RECORDS FOR THE TASK:
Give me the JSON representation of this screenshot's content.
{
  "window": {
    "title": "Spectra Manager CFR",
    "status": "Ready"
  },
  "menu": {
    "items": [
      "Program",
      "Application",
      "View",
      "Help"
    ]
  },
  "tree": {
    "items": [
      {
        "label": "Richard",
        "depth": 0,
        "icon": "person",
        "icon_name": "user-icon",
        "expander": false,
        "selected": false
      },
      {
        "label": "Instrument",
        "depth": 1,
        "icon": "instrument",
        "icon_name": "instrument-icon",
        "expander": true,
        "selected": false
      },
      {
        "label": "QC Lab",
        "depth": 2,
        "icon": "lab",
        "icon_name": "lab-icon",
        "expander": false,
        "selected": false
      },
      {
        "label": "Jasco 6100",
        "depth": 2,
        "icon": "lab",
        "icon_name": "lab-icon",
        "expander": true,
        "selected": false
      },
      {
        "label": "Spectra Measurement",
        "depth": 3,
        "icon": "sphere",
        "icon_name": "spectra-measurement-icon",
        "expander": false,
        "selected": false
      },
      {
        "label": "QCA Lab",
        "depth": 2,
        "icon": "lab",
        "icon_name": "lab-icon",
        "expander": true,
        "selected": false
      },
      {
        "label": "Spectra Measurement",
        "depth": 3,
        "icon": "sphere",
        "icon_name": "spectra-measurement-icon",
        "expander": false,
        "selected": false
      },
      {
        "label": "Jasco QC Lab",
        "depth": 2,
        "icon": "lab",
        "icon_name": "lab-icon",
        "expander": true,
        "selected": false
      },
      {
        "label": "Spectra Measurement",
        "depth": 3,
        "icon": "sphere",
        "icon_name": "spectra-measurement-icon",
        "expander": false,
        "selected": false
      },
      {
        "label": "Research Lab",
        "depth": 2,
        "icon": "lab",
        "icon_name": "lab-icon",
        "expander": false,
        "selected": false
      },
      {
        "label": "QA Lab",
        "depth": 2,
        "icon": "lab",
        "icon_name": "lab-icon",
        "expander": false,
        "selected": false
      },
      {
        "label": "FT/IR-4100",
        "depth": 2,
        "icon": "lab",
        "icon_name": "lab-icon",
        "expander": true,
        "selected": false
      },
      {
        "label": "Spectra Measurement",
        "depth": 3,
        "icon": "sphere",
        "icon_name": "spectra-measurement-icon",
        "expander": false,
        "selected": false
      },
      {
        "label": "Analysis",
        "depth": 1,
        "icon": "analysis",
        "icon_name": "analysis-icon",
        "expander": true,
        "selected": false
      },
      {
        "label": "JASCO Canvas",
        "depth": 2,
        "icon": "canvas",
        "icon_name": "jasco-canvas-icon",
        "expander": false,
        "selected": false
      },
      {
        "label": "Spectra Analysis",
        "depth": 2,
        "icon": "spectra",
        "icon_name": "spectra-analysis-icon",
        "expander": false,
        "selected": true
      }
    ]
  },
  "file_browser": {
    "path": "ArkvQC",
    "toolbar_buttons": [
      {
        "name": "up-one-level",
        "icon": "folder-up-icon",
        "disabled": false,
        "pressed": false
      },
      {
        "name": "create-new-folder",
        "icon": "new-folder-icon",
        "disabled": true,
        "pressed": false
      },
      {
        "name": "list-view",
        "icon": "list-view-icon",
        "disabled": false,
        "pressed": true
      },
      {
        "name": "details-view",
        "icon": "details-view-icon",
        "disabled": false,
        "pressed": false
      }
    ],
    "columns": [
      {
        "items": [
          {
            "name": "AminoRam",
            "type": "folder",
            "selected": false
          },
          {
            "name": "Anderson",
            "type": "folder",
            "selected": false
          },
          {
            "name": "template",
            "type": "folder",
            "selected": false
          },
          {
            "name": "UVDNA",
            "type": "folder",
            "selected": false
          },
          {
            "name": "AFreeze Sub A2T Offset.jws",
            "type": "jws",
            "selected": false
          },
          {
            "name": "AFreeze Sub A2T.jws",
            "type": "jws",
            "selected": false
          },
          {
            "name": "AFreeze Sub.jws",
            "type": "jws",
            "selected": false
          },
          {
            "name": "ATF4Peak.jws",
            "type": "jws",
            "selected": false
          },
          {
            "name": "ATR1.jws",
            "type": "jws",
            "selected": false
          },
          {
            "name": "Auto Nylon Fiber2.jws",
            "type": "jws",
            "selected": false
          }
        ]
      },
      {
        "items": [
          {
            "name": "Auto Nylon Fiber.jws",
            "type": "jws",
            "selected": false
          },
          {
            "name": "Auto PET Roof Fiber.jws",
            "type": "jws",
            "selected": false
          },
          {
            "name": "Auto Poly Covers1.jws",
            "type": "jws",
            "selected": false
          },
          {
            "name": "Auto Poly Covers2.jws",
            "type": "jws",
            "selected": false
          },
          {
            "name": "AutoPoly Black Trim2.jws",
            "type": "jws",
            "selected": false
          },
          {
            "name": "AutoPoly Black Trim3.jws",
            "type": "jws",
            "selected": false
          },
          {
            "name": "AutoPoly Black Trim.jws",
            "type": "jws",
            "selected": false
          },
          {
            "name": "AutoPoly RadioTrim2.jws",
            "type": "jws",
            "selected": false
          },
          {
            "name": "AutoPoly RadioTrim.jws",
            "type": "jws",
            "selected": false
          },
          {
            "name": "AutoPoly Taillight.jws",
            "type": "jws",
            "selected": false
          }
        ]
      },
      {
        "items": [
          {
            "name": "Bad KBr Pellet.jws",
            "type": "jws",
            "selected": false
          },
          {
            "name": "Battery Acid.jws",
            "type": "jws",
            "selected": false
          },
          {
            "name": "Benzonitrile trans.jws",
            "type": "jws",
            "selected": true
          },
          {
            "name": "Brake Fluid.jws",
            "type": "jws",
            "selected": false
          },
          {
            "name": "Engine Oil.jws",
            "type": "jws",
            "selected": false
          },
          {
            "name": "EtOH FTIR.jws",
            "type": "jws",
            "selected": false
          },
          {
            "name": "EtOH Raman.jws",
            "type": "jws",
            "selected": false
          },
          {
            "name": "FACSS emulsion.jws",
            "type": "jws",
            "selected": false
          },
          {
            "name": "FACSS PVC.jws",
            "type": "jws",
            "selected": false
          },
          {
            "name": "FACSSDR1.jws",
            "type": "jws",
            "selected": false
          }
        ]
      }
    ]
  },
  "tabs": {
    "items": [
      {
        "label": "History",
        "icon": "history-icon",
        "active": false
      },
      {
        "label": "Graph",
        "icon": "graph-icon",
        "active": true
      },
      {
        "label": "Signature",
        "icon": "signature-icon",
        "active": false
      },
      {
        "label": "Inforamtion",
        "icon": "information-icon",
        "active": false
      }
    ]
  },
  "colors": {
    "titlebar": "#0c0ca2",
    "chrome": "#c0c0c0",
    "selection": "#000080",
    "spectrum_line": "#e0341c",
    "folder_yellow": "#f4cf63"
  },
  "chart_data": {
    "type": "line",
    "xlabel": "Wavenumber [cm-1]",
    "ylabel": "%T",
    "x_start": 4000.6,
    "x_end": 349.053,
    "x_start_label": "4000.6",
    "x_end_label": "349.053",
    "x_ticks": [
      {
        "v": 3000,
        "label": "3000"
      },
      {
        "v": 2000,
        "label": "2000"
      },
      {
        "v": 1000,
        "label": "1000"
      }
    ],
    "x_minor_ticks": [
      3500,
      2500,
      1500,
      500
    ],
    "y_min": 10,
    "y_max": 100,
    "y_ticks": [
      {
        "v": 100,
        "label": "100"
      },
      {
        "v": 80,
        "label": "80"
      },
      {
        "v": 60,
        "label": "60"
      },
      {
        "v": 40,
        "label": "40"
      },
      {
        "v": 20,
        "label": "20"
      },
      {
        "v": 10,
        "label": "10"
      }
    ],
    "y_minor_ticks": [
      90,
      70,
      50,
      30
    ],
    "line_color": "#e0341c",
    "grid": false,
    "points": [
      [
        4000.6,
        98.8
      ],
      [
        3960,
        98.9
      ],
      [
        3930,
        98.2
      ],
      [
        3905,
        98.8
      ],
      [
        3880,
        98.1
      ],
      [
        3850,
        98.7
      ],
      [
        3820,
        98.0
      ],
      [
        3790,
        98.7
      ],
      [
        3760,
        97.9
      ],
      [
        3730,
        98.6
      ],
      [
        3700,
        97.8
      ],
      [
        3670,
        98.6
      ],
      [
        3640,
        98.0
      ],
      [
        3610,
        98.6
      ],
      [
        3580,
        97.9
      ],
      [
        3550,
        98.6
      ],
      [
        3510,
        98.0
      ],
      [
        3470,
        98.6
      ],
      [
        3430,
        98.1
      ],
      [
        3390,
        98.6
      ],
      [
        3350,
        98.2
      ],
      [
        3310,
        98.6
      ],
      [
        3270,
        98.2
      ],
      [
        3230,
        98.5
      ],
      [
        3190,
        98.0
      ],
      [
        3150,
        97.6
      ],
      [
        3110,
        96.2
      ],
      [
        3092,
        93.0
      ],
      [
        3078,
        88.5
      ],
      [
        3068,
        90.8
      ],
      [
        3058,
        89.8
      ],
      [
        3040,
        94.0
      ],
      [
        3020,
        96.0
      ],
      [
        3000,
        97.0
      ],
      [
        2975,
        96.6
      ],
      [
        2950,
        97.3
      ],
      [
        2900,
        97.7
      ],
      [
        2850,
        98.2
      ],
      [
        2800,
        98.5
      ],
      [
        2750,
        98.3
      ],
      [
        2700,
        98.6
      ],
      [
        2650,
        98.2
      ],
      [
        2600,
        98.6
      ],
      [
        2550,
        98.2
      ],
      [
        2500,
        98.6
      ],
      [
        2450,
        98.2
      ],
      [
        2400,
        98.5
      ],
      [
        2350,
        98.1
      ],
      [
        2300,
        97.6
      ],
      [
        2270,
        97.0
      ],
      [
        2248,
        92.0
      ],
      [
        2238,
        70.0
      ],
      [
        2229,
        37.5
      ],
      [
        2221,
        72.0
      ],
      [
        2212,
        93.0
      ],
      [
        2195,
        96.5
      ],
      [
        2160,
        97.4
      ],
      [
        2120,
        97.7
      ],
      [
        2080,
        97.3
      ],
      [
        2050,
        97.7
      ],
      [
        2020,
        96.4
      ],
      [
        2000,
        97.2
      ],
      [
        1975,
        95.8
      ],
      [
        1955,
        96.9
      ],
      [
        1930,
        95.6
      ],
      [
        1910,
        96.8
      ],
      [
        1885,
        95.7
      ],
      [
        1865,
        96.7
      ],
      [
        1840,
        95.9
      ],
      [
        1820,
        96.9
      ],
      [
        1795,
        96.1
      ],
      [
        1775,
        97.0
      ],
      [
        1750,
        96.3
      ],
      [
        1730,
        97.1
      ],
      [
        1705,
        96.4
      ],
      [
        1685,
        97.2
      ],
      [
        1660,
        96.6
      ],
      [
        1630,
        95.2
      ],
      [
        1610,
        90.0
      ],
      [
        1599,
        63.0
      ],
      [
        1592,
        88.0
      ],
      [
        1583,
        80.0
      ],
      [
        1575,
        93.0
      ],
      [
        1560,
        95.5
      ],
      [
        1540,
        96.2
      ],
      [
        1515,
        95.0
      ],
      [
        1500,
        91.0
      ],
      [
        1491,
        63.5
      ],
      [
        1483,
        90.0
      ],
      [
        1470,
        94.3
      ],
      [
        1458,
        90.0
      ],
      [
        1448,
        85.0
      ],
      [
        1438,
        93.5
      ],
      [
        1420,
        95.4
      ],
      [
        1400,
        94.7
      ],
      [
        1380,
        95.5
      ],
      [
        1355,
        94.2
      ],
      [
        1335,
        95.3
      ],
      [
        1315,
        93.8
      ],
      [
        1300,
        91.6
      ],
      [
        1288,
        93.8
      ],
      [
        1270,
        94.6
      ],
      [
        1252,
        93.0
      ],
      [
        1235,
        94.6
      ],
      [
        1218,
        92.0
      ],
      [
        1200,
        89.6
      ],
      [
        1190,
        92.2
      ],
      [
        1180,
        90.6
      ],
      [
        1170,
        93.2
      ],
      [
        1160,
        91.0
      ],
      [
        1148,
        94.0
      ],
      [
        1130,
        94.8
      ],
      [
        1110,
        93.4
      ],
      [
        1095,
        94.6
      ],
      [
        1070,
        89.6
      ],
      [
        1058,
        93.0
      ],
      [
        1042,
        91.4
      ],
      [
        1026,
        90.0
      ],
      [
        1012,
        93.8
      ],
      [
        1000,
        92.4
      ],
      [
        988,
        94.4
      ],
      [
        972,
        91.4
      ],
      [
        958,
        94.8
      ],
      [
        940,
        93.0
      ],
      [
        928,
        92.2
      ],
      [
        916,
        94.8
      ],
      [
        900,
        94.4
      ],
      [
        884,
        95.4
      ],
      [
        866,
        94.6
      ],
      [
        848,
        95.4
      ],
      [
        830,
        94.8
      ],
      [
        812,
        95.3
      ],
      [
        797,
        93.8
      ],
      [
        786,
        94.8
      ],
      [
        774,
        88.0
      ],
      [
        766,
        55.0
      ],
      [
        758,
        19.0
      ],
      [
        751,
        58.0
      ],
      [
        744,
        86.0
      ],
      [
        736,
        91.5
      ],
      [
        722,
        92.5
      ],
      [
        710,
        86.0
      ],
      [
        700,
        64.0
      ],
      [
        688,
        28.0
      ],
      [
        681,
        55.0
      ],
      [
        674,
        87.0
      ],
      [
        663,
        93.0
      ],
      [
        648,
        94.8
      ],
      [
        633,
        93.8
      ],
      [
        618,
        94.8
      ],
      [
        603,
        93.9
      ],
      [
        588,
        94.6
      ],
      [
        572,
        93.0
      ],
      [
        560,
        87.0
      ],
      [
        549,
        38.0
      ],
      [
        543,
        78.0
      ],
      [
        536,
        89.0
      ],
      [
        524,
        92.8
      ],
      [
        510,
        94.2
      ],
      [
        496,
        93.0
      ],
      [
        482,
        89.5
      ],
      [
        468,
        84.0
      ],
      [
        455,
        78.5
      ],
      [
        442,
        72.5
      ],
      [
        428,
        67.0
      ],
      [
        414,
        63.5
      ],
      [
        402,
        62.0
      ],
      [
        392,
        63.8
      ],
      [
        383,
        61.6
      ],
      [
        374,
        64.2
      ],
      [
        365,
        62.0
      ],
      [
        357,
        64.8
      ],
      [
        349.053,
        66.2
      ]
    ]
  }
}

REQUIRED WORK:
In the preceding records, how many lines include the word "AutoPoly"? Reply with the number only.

ANSWER TO THE EXERCISE:
6